Cook the potatoes:
Fill a pot with lightly salted cold water, add the potatoes, and simmer them until very tender, about 35 minutes. Drain them in a colander set into the sink and let them rest in their own steam until they’re cool enough to handle. Peel them.
Pass the potatoes through a ricer or the medium plate of a food mill (or through a basket sieve, pressing with a rubber spatula). Add the egg, cream, salt, and nutmeg to the potatoes, mixing well to combine.
Mix the dough
Pour the flour onto a work surface and make a well in the center. Add the potato mixture to the well
With a pastry scraper, cut the flour into the potatoes. Work the dough by cutting, pressing, and turning it over on itself with the pastry scraper.
Keep working until the dough comes together and is soft, supple, and slightly elastic.
Roll the mass into a large log and cut the log into four equal parts. Let the dough rest for 10 minutes.
Shape the dough into dumplings
Roll the logs into ropes about 3/4 inch in diameter, cutting them in half if they’re too long to work with.
Cut the ropes into nuggets that are a generous 1/2 inch long. If some of the ropes swell as you cut others, roll them back down to the original diameter.

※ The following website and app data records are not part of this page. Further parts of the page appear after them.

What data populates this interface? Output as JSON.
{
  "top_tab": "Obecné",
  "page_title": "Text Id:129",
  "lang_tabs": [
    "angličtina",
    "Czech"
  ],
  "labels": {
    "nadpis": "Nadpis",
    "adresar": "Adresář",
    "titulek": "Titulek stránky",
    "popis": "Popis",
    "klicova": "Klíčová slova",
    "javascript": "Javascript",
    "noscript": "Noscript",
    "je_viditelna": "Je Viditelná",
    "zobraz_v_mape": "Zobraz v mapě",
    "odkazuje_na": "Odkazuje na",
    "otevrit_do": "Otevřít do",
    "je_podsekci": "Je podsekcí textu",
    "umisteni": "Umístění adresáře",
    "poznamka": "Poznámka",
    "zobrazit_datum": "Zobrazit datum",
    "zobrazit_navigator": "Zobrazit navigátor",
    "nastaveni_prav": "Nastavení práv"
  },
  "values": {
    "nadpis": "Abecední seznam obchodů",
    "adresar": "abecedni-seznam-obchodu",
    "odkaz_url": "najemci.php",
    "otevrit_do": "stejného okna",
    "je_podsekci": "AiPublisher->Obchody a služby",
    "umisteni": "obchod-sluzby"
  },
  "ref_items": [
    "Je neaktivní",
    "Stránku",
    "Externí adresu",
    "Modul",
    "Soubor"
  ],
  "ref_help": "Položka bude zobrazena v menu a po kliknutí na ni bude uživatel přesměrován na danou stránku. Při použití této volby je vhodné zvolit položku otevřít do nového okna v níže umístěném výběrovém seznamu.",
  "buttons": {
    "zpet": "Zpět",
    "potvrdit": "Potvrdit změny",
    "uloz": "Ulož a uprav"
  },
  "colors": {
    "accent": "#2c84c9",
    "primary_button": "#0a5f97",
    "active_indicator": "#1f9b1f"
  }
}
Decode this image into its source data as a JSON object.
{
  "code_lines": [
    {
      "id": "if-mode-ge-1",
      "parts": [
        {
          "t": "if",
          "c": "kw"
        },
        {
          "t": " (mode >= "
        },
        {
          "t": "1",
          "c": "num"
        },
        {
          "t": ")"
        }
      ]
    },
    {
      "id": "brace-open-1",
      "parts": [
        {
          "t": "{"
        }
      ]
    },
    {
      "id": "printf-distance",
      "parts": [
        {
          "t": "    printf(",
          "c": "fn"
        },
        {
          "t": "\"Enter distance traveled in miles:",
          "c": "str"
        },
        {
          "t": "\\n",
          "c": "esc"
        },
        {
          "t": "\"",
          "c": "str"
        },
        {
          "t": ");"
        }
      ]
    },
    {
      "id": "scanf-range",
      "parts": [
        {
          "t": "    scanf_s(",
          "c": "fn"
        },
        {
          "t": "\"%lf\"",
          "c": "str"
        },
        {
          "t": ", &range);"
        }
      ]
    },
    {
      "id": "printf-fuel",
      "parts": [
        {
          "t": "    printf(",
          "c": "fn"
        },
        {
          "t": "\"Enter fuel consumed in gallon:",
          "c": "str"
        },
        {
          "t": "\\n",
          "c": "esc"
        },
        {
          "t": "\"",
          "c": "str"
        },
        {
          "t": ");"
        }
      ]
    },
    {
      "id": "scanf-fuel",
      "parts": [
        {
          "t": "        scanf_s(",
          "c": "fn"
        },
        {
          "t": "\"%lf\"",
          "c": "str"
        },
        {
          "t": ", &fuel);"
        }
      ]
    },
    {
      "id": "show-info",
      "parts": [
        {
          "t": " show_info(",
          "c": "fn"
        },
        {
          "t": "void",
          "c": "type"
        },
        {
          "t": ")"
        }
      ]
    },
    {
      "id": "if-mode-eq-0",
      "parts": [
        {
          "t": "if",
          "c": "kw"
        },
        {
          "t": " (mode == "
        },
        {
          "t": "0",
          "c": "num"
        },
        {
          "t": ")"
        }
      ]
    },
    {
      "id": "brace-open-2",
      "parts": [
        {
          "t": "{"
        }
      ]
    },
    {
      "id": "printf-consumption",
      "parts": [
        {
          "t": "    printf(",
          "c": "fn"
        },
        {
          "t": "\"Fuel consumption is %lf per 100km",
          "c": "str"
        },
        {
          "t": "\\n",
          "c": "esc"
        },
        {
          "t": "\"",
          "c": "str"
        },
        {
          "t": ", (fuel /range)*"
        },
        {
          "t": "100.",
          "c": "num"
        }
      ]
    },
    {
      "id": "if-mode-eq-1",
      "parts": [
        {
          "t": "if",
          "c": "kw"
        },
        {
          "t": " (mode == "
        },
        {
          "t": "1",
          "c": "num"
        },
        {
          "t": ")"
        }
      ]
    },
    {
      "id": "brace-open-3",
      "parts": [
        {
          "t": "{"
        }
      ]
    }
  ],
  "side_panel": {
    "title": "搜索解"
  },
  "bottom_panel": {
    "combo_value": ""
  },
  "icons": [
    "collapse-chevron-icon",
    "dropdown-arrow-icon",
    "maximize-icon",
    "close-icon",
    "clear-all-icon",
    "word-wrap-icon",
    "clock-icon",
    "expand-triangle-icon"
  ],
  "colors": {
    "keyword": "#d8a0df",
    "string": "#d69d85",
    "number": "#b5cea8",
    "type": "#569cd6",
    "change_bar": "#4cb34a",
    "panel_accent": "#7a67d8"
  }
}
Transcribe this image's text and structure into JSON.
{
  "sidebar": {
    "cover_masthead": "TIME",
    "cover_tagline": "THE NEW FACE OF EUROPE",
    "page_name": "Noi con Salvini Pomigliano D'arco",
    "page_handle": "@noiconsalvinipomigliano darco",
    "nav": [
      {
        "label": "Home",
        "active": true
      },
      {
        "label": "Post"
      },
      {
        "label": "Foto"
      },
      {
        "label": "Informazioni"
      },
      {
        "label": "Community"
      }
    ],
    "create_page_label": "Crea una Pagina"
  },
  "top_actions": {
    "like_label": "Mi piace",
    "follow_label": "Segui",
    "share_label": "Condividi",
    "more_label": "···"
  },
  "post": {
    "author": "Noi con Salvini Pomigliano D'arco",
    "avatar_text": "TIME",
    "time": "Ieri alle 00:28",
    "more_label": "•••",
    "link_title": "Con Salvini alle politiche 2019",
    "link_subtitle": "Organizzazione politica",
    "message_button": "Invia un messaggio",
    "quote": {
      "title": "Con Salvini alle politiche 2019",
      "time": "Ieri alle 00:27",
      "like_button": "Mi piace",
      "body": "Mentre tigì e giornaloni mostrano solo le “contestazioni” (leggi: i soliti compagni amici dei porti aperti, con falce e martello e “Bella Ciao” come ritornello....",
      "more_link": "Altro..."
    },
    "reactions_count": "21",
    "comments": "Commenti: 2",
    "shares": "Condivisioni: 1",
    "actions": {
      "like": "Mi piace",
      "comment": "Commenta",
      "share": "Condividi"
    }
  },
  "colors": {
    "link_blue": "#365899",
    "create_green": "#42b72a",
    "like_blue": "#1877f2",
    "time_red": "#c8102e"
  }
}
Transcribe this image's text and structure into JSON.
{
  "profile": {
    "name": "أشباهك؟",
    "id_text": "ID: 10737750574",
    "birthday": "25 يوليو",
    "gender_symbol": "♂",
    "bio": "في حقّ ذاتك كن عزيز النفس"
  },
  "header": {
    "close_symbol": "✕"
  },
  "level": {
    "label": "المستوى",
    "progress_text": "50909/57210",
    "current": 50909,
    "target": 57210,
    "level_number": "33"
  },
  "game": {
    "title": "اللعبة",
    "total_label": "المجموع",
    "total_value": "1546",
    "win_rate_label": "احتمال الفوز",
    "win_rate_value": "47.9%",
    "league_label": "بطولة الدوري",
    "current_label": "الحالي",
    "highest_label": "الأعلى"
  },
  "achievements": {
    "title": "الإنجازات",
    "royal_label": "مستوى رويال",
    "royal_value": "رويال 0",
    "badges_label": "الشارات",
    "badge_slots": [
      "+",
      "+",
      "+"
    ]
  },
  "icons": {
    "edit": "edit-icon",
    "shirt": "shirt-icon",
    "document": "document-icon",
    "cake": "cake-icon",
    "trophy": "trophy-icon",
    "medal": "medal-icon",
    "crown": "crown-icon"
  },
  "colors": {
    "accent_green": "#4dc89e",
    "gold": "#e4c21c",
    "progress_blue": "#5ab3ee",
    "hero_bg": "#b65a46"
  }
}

Dredge a dinner fork in flour and tap off the excess. Hold a dough nugget between your thumb and forefinger, grasping at opposite corners. Position it so a corner points toward you, diamond-like. Starting where the fork tines begin, and keeping your thumb perpendicular to the tines, roll the dough over the inside tines of the fork, changing from pinching with your thumb and forefinger to pushing gently with your thumb; you’re trying to create an ovoid shape.
Let the dumpling fall off the fork, flicking it off gently with your thumb if needed. Your thumb will have shaped a dimple, and the tines will have scored ridges. Flour the fork again (or each dough nugget).
Transfer the shaped gnocchi to a well-floured sheet pan and then cook them, freezing what you won’t use immediately. Gnocchi will hold in the refrigerator for up to 12 hours. If wrapped well, they’ll keep in the freezer up to 2 days. (You needn't thaw frozen gnocchi before boiling, but do boil them in batches.)
Cook and sauce the gnocchi
You’ll have about 200 gnocchi, but you may want to cook smaller batches so your pot isn’t too crowded. Bring a large pot of lightly salted water to a boil and add the gnocchi. Let them simmer for about five minutes, or until they all float.
Meanwhile, warm a large skillet over high heat and put in the butter. If you’re making the entire recipe, work in batches or in two skillets. Raise the heat and add the sage leaves, swirling them in the butter.
Brown the butter (without burning it) to a deep amber, crisping the sage leaves during this process. You’ll see darker flecks of butter solids; this is fine. Add a squeeze of lemon and take the pan off the heat.
Drain the gnocchi thoroughly and toss them into the pan. Season with a little salt.
Gently toss the gnocchi in the browned sage butter, stirring occasionally to make sure none is sticking to the bottom. Divide among eight warmed plates, drizzling any remaining brown butter over the pasta. Grate the Parmigiano over each portion and serve at once.
nutrition information (per serving):
sat fat g
Photo: Daniel Proctor